Here's how little confidence the global bond market has in the ability of Greece to avoid default: In order to sell two-year bonds, Athens must now offer its lenders 60 percent.
It is no wonder that more and more German officials, among others, fully expect Greece to default on its national debt. They are turning their attention to protecting German banks, which hold a significant amount of Greek debt, in the increasingly likely event of a default.
The 60 percent interest rate is only the latest evidence in the now-two-year Greek debacle that has exposed rifts among European leaders and institutions about how to handle members of the euro zone that won't live within their means. Some leaders want more monetary and fiscal integration and are pushing for the issuance of so-called euro bonds. Such a tactic, endorsed by France and Belgium, would spread all risks and all rewards among all members of the euro zone.

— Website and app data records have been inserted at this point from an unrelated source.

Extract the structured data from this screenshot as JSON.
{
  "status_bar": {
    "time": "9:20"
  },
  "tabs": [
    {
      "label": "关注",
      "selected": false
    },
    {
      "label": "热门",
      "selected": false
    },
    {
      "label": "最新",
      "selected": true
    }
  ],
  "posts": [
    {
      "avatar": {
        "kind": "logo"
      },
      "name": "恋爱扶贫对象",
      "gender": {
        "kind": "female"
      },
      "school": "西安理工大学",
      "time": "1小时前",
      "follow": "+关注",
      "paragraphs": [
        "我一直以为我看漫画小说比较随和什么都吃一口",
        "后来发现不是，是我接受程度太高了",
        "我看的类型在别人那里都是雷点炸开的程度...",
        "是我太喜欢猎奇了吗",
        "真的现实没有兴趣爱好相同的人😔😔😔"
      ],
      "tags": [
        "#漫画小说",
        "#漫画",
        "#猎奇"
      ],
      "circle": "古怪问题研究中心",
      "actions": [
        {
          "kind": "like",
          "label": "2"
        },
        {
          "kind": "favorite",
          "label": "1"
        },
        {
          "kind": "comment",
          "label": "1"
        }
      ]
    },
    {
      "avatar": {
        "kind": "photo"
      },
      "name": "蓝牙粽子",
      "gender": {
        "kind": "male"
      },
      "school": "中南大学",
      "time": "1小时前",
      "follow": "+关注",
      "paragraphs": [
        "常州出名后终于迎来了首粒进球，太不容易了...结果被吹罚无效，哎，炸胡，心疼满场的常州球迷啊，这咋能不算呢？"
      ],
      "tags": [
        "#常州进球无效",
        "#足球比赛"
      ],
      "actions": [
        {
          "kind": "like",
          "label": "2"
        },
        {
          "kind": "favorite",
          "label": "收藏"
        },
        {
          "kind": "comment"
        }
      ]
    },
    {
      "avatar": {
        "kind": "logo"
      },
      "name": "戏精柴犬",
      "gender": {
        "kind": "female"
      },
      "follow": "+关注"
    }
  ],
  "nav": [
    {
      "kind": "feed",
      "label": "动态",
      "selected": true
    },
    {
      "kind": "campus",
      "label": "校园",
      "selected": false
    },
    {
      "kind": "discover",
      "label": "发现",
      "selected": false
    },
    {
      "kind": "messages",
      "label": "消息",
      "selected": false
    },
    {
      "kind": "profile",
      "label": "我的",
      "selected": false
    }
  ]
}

Other officials, including many from Finland and Slovakia, want either substantial collateral from Greece for more loans or else want Greece to just leave the euro zone before its troubles drag down the euro to new lows.
Now it appears that Germany may be tilting in the direction of Slovakia and Finland. Aides to German Chancellor Angela Merkel are signaling that Greece may need to leave the euro zone.

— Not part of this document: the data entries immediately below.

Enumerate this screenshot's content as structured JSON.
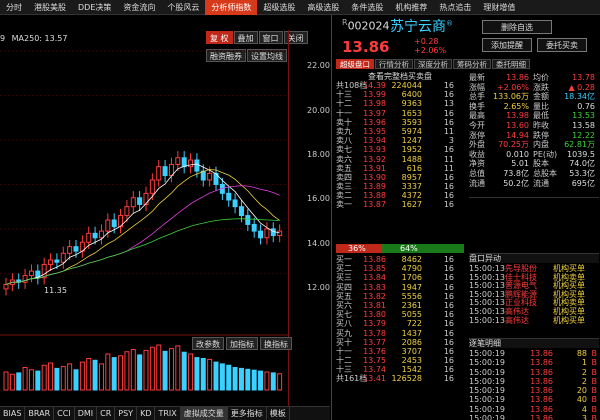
{
  "menu": [
    "分时",
    "港股美股",
    "DDE决策",
    "资金流向",
    "个股风云",
    "分析师指数",
    "超级选股",
    "高级选股",
    "条件选股",
    "机构推荐",
    "热点追击",
    "理财增值"
  ],
  "menu_active_index": 5,
  "toolbar": {
    "fuquan": "复 权",
    "overlay": "叠加",
    "window": "窗口",
    "close": "关闭",
    "overlay_hist": "叠加历史",
    "draw": "画线",
    "sub1": "融资融券",
    "sub2": "设置均线"
  },
  "ma": {
    "pre": "9",
    "ma250_label": "MA250: 13.57"
  },
  "price_axis": [
    "22.00",
    "20.00",
    "18.00",
    "16.00",
    "14.00",
    "12.00"
  ],
  "chart_low_label": "11.35",
  "date_axis": [
    "09",
    "10",
    "11",
    "12"
  ],
  "indicator_buttons": [
    "改参数",
    "加指标",
    "换指标"
  ],
  "bottom_tabs": [
    "BIAS",
    "BRAR",
    "CCI",
    "DMI",
    "CR",
    "PSY",
    "KD",
    "TRIX",
    "虚拟成交量",
    "更多指标",
    "模板"
  ],
  "bottom_selected": 8,
  "chart_data": {
    "type": "candlestick",
    "ylim": [
      10.8,
      22.5
    ],
    "closes": [
      11.5,
      11.7,
      11.6,
      11.9,
      12.1,
      11.8,
      12.4,
      12.6,
      12.5,
      12.9,
      13.2,
      13.0,
      13.4,
      13.8,
      13.6,
      13.9,
      14.4,
      14.1,
      14.6,
      15.0,
      15.4,
      15.1,
      15.6,
      16.2,
      16.8,
      16.4,
      16.9,
      17.2,
      16.8,
      17.1,
      16.6,
      16.2,
      16.5,
      16.0,
      15.6,
      15.3,
      15.0,
      14.6,
      14.2,
      13.9,
      13.6,
      14.0,
      13.7,
      13.9
    ],
    "volumes": [
      40,
      35,
      38,
      50,
      45,
      42,
      55,
      60,
      48,
      52,
      58,
      45,
      62,
      70,
      66,
      58,
      80,
      72,
      76,
      85,
      90,
      78,
      88,
      95,
      100,
      86,
      92,
      98,
      84,
      80,
      72,
      70,
      68,
      62,
      58,
      55,
      50,
      48,
      46,
      44,
      42,
      40,
      38,
      36
    ]
  },
  "stock": {
    "code": "002024",
    "code_prefix": "R",
    "name": "苏宁云商",
    "name_mark": "®",
    "price": "13.86",
    "chg_abs": "+0.28",
    "chg_pct": "+2.06%"
  },
  "right_buttons": [
    "删除自选",
    "添加提醒",
    "委托买卖"
  ],
  "tabs": [
    "超级盘口",
    "行情分析",
    "深度分析",
    "筹码分析",
    "委托明细"
  ],
  "ob_title": "查看完整档买卖盘",
  "ob_head": {
    "label": "共108档",
    "price": "14.39",
    "vol": "224044",
    "cnt": "16"
  },
  "asks": [
    {
      "l": "十三",
      "p": "13.99",
      "v": "6400",
      "c": "16"
    },
    {
      "l": "十二",
      "p": "13.98",
      "v": "9363",
      "c": "13"
    },
    {
      "l": "十一",
      "p": "13.97",
      "v": "1653",
      "c": "16"
    },
    {
      "l": "卖十",
      "p": "13.96",
      "v": "3593",
      "c": "16"
    },
    {
      "l": "卖九",
      "p": "13.95",
      "v": "5974",
      "c": "11"
    },
    {
      "l": "卖八",
      "p": "13.94",
      "v": "1247",
      "c": "3"
    },
    {
      "l": "卖七",
      "p": "13.93",
      "v": "1952",
      "c": "16"
    },
    {
      "l": "卖六",
      "p": "13.92",
      "v": "1488",
      "c": "11"
    },
    {
      "l": "卖五",
      "p": "13.91",
      "v": "616",
      "c": "11"
    },
    {
      "l": "卖四",
      "p": "13.90",
      "v": "8957",
      "c": "16"
    },
    {
      "l": "卖三",
      "p": "13.89",
      "v": "3337",
      "c": "16"
    },
    {
      "l": "卖二",
      "p": "13.88",
      "v": "4372",
      "c": "16"
    },
    {
      "l": "卖一",
      "p": "13.87",
      "v": "1627",
      "c": "16"
    }
  ],
  "ratio": {
    "bid": "36%",
    "ask": "64%",
    "bid_frac": 0.36
  },
  "bids": [
    {
      "l": "买一",
      "p": "13.86",
      "v": "8462",
      "c": "16"
    },
    {
      "l": "买二",
      "p": "13.85",
      "v": "4790",
      "c": "16"
    },
    {
      "l": "买三",
      "p": "13.84",
      "v": "1706",
      "c": "16"
    },
    {
      "l": "买四",
      "p": "13.83",
      "v": "1947",
      "c": "16"
    },
    {
      "l": "买五",
      "p": "13.82",
      "v": "5556",
      "c": "16"
    },
    {
      "l": "买六",
      "p": "13.81",
      "v": "2361",
      "c": "16"
    },
    {
      "l": "买七",
      "p": "13.80",
      "v": "5055",
      "c": "16"
    },
    {
      "l": "买八",
      "p": "13.79",
      "v": "722",
      "c": "16"
    },
    {
      "l": "买九",
      "p": "13.78",
      "v": "1437",
      "c": "16"
    },
    {
      "l": "买十",
      "p": "13.77",
      "v": "2086",
      "c": "16"
    },
    {
      "l": "十一",
      "p": "13.76",
      "v": "3707",
      "c": "16"
    },
    {
      "l": "十二",
      "p": "13.75",
      "v": "2453",
      "c": "16"
    },
    {
      "l": "十三",
      "p": "13.74",
      "v": "1542",
      "c": "16"
    }
  ],
  "ob_foot": {
    "label": "共161档",
    "price": "13.41",
    "vol": "126528",
    "cnt": "16"
  },
  "stats": [
    {
      "k": "最新",
      "v": "13.86",
      "vc": "red",
      "k2": "均价",
      "v2": "13.78",
      "v2c": "red"
    },
    {
      "k": "涨幅",
      "v": "+2.06%",
      "vc": "red",
      "k2": "涨跌",
      "v2": "▲ 0.28",
      "v2c": "red"
    },
    {
      "k": "总手",
      "v": "133.06万",
      "vc": "yellow",
      "k2": "金额",
      "v2": "18.34亿",
      "v2c": "cyan"
    },
    {
      "k": "换手",
      "v": "2.65%",
      "vc": "yellow",
      "k2": "量比",
      "v2": "0.76",
      "v2c": "white"
    },
    {
      "k": "最高",
      "v": "13.98",
      "vc": "red",
      "k2": "最低",
      "v2": "13.53",
      "v2c": "green"
    },
    {
      "k": "今开",
      "v": "13.60",
      "vc": "red",
      "k2": "昨收",
      "v2": "13.58",
      "v2c": "white"
    },
    {
      "k": "涨停",
      "v": "14.94",
      "vc": "red",
      "k2": "跌停",
      "v2": "12.22",
      "v2c": "green"
    },
    {
      "k": "外盘",
      "v": "70.25万",
      "vc": "red",
      "k2": "内盘",
      "v2": "62.81万",
      "v2c": "green"
    },
    {
      "k": "收益",
      "v": "0.010",
      "vc": "white",
      "k2": "PE(动)",
      "v2": "1039.5",
      "v2c": "white"
    },
    {
      "k": "净资",
      "v": "5.01",
      "vc": "white",
      "k2": "股本",
      "v2": "74.0亿",
      "v2c": "white"
    },
    {
      "k": "总值",
      "v": "73.8亿",
      "vc": "white",
      "k2": "总股本",
      "v2": "53.3亿",
      "v2c": "white"
    },
    {
      "k": "流通",
      "v": "50.2亿",
      "vc": "white",
      "k2": "流通",
      "v2": "695亿",
      "v2c": "white"
    }
  ],
  "events_title": "盘口异动",
  "events": [
    {
      "t": "15:00:13",
      "n": "先导股份",
      "x": "机构买单"
    },
    {
      "t": "15:00:13",
      "n": "佳士科技",
      "x": "机构卖单"
    },
    {
      "t": "15:00:13",
      "n": "普源电气",
      "x": "机构买单"
    },
    {
      "t": "15:00:13",
      "n": "鹏辉能源",
      "x": "机构买单"
    },
    {
      "t": "15:00:13",
      "n": "正业科技",
      "x": "机构卖单"
    },
    {
      "t": "15:00:13",
      "n": "高伟达",
      "x": "机构买单"
    },
    {
      "t": "15:00:13",
      "n": "高伟达",
      "x": "机构买单"
    }
  ],
  "trades_title": "逐笔明细",
  "trades": [
    {
      "t": "15:00:19",
      "p": "13.86",
      "v": "88",
      "d": "B"
    },
    {
      "t": "15:00:19",
      "p": "13.86",
      "v": "1",
      "d": "B"
    },
    {
      "t": "15:00:19",
      "p": "13.86",
      "v": "2",
      "d": "B"
    },
    {
      "t": "15:00:19",
      "p": "13.86",
      "v": "2",
      "d": "B"
    },
    {
      "t": "15:00:19",
      "p": "13.86",
      "v": "20",
      "d": "B"
    },
    {
      "t": "15:00:19",
      "p": "13.86",
      "v": "40",
      "d": "B"
    },
    {
      "t": "15:00:19",
      "p": "13.86",
      "v": "4",
      "d": "B"
    },
    {
      "t": "15:00:19",
      "p": "13.86",
      "v": "3",
      "d": "B"
    },
    {
      "t": "15:00:19",
      "p": "13.86",
      "v": "5",
      "d": "B"
    }
  ]
}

"It feels like Germany is preparing itself for a debt default," Jacques Cailloux, chief European economist at Royal Bank of Scotland Group Plc in London, told Bloomberg. "Fatigue is setting in. Germany could be a first mover or other countries could be preparing too."
As Europe's strongest economy, its support for any bailout of Greece is essential.
"The situation is very serious, more than some had thought," conservative parliamentary floor leader Peter Altmaier, who is from the Christian Democratic Union, told Reuters.
"Exclusion from the euro zone is not legally possible at the moment," he said. "That means the Greeks must decide themselves if they stay in the euro zone or if an exit is better for them."
The sky-high level of Greek interest rates coincides with European stock markets hitting a 26-month low, with French bank stocks leading the plunge.